→ **The data**:
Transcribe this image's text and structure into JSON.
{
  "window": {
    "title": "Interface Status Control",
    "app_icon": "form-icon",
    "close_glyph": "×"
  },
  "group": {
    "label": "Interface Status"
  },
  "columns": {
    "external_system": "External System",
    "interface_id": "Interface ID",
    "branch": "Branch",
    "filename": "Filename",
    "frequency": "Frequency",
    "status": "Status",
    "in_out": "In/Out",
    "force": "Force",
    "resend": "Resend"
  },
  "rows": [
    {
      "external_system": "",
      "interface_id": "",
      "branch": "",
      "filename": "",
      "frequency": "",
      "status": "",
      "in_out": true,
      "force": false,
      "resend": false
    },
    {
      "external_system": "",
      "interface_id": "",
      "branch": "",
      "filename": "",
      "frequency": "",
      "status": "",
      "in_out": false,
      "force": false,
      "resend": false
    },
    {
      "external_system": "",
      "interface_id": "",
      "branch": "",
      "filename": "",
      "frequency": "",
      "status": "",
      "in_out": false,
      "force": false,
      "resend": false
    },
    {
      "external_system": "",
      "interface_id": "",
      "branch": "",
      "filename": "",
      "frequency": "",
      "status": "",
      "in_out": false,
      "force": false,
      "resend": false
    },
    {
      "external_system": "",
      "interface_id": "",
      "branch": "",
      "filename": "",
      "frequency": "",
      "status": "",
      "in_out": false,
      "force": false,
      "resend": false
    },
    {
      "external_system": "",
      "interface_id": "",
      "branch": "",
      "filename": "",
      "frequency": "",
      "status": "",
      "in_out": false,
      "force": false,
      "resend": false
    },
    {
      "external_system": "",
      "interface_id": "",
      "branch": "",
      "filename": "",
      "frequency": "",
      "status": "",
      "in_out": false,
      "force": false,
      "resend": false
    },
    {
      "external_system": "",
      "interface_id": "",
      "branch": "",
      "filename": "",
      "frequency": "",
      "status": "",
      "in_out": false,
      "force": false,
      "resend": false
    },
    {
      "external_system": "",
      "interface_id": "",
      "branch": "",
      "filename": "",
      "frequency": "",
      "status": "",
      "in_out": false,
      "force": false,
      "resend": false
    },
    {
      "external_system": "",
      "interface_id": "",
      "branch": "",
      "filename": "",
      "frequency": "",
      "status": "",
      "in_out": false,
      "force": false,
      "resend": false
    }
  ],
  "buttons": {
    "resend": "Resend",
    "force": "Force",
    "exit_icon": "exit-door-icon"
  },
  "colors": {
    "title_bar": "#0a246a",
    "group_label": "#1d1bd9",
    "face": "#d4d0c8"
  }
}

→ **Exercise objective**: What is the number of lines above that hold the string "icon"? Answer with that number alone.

→ **The answer**: 2